• [SUPPLIED MATERIAL]
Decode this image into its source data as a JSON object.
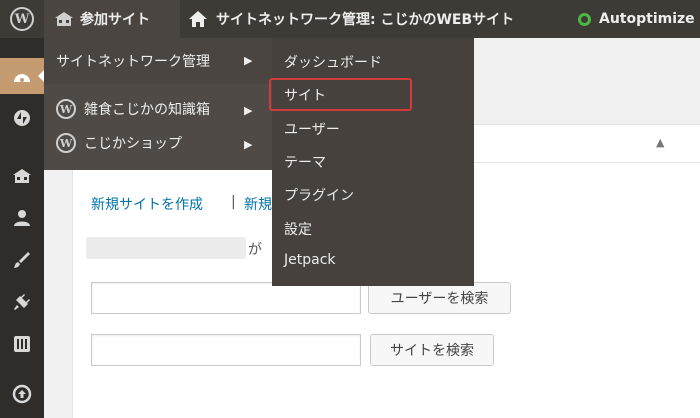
{
  "adminbar": {
    "wp_logo": "W",
    "my_sites_label": "参加サイト",
    "network_title": "サイトネットワーク管理: こじかのWEBサイト",
    "autoptimize_label": "Autoptimize",
    "icons": {
      "wp": "wordpress-icon",
      "my_sites": "network-icon",
      "network": "home-icon",
      "autoptimize": "status-ring-icon"
    },
    "status_color": "#4bb845"
  },
  "menu": {
    "items": [
      "dashboard-icon",
      "jetpack-icon",
      "sites-icon",
      "users-icon",
      "themes-icon",
      "plugins-icon",
      "settings-icon",
      "updraft-icon"
    ]
  },
  "dropdown": {
    "network_admin_label": "サイトネットワーク管理",
    "sites": [
      {
        "label": "雑食こじかの知識箱"
      },
      {
        "label": "こじかショップ"
      }
    ]
  },
  "submenu": {
    "items": [
      "ダッシュボード",
      "サイト",
      "ユーザー",
      "テーマ",
      "プラグイン",
      "設定",
      "Jetpack"
    ],
    "highlighted": "サイト",
    "highlight_color": "#d23b3b"
  },
  "content": {
    "panel_toggle": "▲",
    "create_site_link": "新規サイトを作成",
    "separator": "|",
    "create_user_link_partial": "新規",
    "blurred_suffix": "が",
    "search_users_button": "ユーザーを検索",
    "search_sites_button": "サイトを検索"
  }
}
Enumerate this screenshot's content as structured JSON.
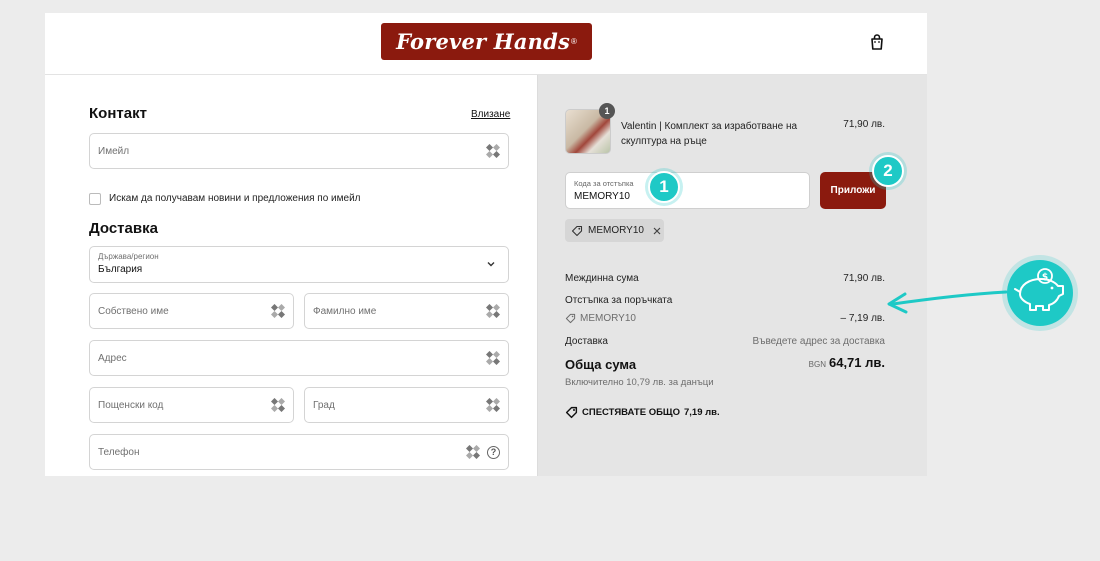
{
  "header": {
    "logo_text": "Forever Hands",
    "logo_mark": "®",
    "cart_icon": "shopping-bag-icon"
  },
  "contact": {
    "heading": "Контакт",
    "login_link": "Влизане",
    "email_placeholder": "Имейл",
    "newsletter_label": "Искам да получавам новини и предложения по имейл"
  },
  "delivery": {
    "heading": "Доставка",
    "country_label": "Държава/регион",
    "country_value": "България",
    "first_name_placeholder": "Собствено име",
    "last_name_placeholder": "Фамилно име",
    "address_placeholder": "Адрес",
    "postcode_placeholder": "Пощенски код",
    "city_placeholder": "Град",
    "phone_placeholder": "Телефон",
    "help_glyph": "?"
  },
  "summary": {
    "product": {
      "qty": "1",
      "name": "Valentin | Комплект за изработване на скулптура на ръце",
      "price": "71,90 лв."
    },
    "discount_field": {
      "label": "Кода за отстъпка",
      "value": "MEMORY10"
    },
    "apply_label": "Приложи",
    "chip_code": "MEMORY10",
    "subtotal_label": "Междинна сума",
    "subtotal_value": "71,90 лв.",
    "order_discount_label": "Отстъпка за поръчката",
    "discount_code": "MEMORY10",
    "discount_value": "– 7,19 лв.",
    "shipping_label": "Доставка",
    "shipping_value": "Въведете адрес за доставка",
    "total_label": "Обща сума",
    "currency": "BGN",
    "total_value": "64,71 лв.",
    "tax_note": "Включително 10,79 лв. за данъци",
    "savings_label": "СПЕСТЯВАТЕ ОБЩО",
    "savings_value": "7,19 лв."
  },
  "annotations": {
    "badge_1": "1",
    "badge_2": "2",
    "accent_color": "#1ec9c6"
  },
  "colors": {
    "brand": "#8b1a0e",
    "summary_bg": "#e5e5e5",
    "page_bg": "#ececec"
  }
}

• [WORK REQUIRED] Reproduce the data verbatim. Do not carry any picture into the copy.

• [SOLUTION FOR THIS TASK]
Decode this image into its source data as a JSON object.
{
  "adminbar": {
    "wp_logo": "W",
    "my_sites_label": "参加サイト",
    "network_title": "サイトネットワーク管理: こじかのWEBサイト",
    "autoptimize_label": "Autoptimize",
    "icons": {
      "wp": "wordpress-icon",
      "my_sites": "network-icon",
      "network": "home-icon",
      "autoptimize": "status-ring-icon"
    },
    "status_color": "#4bb845"
  },
  "menu": {
    "items": [
      "dashboard-icon",
      "jetpack-icon",
      "sites-icon",
      "users-icon",
      "themes-icon",
      "plugins-icon",
      "settings-icon",
      "updraft-icon"
    ]
  },
  "dropdown": {
    "network_admin_label": "サイトネットワーク管理",
    "sites": [
      {
        "label": "雑食こじかの知識箱"
      },
      {
        "label": "こじかショップ"
      }
    ]
  },
  "submenu": {
    "items": [
      "ダッシュボード",
      "サイト",
      "ユーザー",
      "テーマ",
      "プラグイン",
      "設定",
      "Jetpack"
    ],
    "highlighted": "サイト",
    "highlight_color": "#d23b3b"
  },
  "content": {
    "panel_toggle": "▲",
    "create_site_link": "新規サイトを作成",
    "separator": "|",
    "create_user_link_partial": "新規",
    "blurred_suffix": "が",
    "search_users_button": "ユーザーを検索",
    "search_sites_button": "サイトを検索"
  }
}
Enumerate this screenshot's content as structured JSON.
{
  "header": {
    "logo_text": "Forever Hands",
    "logo_mark": "®",
    "cart_icon": "shopping-bag-icon"
  },
  "contact": {
    "heading": "Контакт",
    "login_link": "Влизане",
    "email_placeholder": "Имейл",
    "newsletter_label": "Искам да получавам новини и предложения по имейл"
  },
  "delivery": {
    "heading": "Доставка",
    "country_label": "Държава/регион",
    "country_value": "България",
    "first_name_placeholder": "Собствено име",
    "last_name_placeholder": "Фамилно име",
    "address_placeholder": "Адрес",
    "postcode_placeholder": "Пощенски код",
    "city_placeholder": "Град",
    "phone_placeholder": "Телефон",
    "help_glyph": "?"
  },
  "summary": {
    "product": {
      "qty": "1",
      "name": "Valentin | Комплект за изработване на скулптура на ръце",
      "price": "71,90 лв."
    },
    "discount_field": {
      "label": "Кода за отстъпка",
      "value": "MEMORY10"
    },
    "apply_label": "Приложи",
    "chip_code": "MEMORY10",
    "subtotal_label": "Междинна сума",
    "subtotal_value": "71,90 лв.",
    "order_discount_label": "Отстъпка за поръчката",
    "discount_code": "MEMORY10",
    "discount_value": "– 7,19 лв.",
    "shipping_label": "Доставка",
    "shipping_value": "Въведете адрес за доставка",
    "total_label": "Обща сума",
    "currency": "BGN",
    "total_value": "64,71 лв.",
    "tax_note": "Включително 10,79 лв. за данъци",
    "savings_label": "СПЕСТЯВАТЕ ОБЩО",
    "savings_value": "7,19 лв."
  },
  "annotations": {
    "badge_1": "1",
    "badge_2": "2",
    "accent_color": "#1ec9c6"
  },
  "colors": {
    "brand": "#8b1a0e",
    "summary_bg": "#e5e5e5",
    "page_bg": "#ececec"
  }
}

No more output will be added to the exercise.